Jump to ContentJump to Main Navigation
Divine InstitutionsReligions and Community in the Middle Roman Republic$
Users without a subscription are not able to see the full content.

Dan-el Padilla Peralta

Print publication date: 2020

Print ISBN-13: 9780691168678

Published to Princeton Scholarship Online: May 2021

DOI: 10.23943/princeton/9780691168678.001.0001

Show Summary Details
Page of

PRINTED FROM PRINCETON SCHOLARSHIP ONLINE (www.princeton.universitypressscholarship.com). (c) Copyright Princeton University Press, 2022. All Rights Reserved. An individual user may print out a PDF of a single chapter of a monograph in PRSO for personal use.date: 17 May 2022

Pilgrimage to Mid-Republican Rome

Pilgrimage to Mid-Republican Rome

From Dedications to Networks

(p.178) 5 Pilgrimage to Mid-Republican Rome
Divine Institutions

Dan-el Padilla Peralta

Princeton University Press

This chapter examines the relationship between religiously motivated mobility and the exchange of knowledge and information, using quantitative models and social network analysis. It argues that pilgrimage to participate in cult at Rome was yet another lever by which the mid-Republican res publica bootstrapped itself into statehood. The burnishing of Rome's credentials as a destination for pilgrimage followed closely on the heels of the cresting popularity of a specific brand of religious observance in mid-Republican central Italy, the healing cults that “formed a religious infrastructure that transcended political boundaries.” Although the interaction between premodern state formation and intercultural pilgrimage has surfaced on the radar of scholars working in other periods and regions, few studies of the middle Republic grant much space or recognition to this cultural process. However, mid-Republican Rome was not unlike other imperial cities in its reliance on monumentality to elicit and sustain waves of pilgrimage. The chapter then identifies where in the material record these waves can be detected and their impact gauged.

Keywords:   social networks, knowledge exchange, pilgrimage, cult, statehood, religious observance, state formation, mid-Republican Rome, monumentality

Princeton Scholarship Online requires a subscription or purchase to access the full text of books within the service.
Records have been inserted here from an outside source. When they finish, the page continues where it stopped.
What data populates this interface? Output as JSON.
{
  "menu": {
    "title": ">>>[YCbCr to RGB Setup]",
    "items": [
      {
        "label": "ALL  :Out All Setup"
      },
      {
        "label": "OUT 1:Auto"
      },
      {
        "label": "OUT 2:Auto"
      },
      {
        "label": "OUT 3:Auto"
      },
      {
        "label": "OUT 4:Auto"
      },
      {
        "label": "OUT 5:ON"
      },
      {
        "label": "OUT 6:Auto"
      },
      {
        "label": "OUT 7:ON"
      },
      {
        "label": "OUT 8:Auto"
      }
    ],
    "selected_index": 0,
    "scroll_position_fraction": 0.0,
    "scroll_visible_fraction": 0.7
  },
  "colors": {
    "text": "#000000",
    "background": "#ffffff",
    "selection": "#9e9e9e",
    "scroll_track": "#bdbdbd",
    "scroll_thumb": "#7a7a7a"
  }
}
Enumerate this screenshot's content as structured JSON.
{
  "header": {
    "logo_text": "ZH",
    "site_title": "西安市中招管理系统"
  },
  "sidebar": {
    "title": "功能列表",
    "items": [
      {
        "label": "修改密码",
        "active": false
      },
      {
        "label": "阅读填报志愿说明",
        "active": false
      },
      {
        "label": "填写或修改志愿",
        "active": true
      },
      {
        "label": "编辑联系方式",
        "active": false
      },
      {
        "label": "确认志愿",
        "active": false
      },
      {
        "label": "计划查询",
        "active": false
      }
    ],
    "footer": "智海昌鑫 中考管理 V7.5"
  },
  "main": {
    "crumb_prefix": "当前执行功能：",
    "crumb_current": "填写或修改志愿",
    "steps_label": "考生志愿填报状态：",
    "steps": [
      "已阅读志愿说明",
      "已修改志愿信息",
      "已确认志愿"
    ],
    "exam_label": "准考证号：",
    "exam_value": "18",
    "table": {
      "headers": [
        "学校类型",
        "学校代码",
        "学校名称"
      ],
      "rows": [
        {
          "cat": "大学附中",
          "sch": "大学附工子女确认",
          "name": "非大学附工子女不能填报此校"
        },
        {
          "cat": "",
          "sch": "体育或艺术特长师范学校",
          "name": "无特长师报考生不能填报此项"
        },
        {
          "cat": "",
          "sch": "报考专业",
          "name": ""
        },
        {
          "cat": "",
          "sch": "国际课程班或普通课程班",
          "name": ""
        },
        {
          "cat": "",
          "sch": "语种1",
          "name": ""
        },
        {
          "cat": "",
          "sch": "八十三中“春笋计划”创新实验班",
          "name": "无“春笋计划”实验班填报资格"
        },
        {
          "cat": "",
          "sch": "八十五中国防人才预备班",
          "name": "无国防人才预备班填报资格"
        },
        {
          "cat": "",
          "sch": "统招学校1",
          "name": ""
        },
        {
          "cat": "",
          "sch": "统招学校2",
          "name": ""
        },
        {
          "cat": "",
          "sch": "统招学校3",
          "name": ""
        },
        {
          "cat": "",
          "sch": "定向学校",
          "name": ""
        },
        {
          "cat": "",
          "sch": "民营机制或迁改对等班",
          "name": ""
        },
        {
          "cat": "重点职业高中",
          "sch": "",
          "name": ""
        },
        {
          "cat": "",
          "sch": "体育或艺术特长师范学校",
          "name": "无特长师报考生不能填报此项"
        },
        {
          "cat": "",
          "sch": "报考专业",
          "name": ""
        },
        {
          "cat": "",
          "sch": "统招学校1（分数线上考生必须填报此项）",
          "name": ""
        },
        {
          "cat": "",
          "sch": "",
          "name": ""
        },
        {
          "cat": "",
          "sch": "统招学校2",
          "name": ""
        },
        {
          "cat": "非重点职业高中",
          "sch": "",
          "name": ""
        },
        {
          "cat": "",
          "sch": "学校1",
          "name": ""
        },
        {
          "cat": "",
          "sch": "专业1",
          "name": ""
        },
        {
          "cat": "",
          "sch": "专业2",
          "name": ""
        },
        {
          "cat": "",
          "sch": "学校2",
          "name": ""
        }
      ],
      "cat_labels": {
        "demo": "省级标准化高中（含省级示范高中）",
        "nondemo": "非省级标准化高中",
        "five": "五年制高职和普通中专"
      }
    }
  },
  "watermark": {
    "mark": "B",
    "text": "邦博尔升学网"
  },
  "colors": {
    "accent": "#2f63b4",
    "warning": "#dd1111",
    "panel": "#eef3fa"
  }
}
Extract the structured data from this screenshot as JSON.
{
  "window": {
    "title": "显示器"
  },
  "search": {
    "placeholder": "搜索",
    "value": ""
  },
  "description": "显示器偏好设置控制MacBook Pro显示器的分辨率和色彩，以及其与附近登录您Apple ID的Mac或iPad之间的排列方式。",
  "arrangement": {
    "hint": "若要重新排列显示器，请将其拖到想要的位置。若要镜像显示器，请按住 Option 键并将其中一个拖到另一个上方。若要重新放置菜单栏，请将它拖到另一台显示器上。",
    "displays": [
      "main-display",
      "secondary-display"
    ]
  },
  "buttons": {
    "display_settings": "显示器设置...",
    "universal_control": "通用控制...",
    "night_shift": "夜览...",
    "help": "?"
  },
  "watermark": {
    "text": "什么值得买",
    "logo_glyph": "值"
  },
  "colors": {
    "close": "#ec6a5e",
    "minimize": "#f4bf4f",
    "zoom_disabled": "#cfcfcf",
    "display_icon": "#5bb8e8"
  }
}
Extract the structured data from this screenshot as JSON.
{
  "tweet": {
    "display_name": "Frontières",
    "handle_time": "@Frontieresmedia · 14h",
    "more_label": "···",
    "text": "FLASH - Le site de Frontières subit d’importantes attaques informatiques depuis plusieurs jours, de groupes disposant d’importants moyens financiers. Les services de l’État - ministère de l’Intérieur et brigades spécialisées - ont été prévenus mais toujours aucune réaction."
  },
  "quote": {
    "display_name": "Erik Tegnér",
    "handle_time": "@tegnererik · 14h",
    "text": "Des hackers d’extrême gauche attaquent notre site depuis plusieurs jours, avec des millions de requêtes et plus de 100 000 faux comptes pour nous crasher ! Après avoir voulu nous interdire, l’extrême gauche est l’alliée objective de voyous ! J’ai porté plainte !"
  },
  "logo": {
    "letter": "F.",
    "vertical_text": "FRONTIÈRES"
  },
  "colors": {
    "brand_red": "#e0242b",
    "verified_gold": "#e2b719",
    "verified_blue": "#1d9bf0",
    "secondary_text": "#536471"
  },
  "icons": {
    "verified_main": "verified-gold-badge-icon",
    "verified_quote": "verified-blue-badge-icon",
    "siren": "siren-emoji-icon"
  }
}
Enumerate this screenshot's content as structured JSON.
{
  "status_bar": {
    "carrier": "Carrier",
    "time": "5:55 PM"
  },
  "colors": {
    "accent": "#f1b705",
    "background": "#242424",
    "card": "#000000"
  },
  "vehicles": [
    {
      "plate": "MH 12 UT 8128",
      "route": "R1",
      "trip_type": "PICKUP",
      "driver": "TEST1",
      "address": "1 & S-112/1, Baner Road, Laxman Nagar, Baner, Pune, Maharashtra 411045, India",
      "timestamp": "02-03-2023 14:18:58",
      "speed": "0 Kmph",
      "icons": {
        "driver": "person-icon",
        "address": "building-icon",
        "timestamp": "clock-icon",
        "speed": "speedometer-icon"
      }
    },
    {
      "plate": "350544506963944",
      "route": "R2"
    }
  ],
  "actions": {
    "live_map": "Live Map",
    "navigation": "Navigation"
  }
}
Public users can however freely search the site and view the abstracts and keywords for each book and chapter.

Please, subscribe or login to access full text content.

If you think you should have access to this title, please contact your librarian.

To troubleshoot, please check our FAQs , and if you can't find the answer there, please contact us.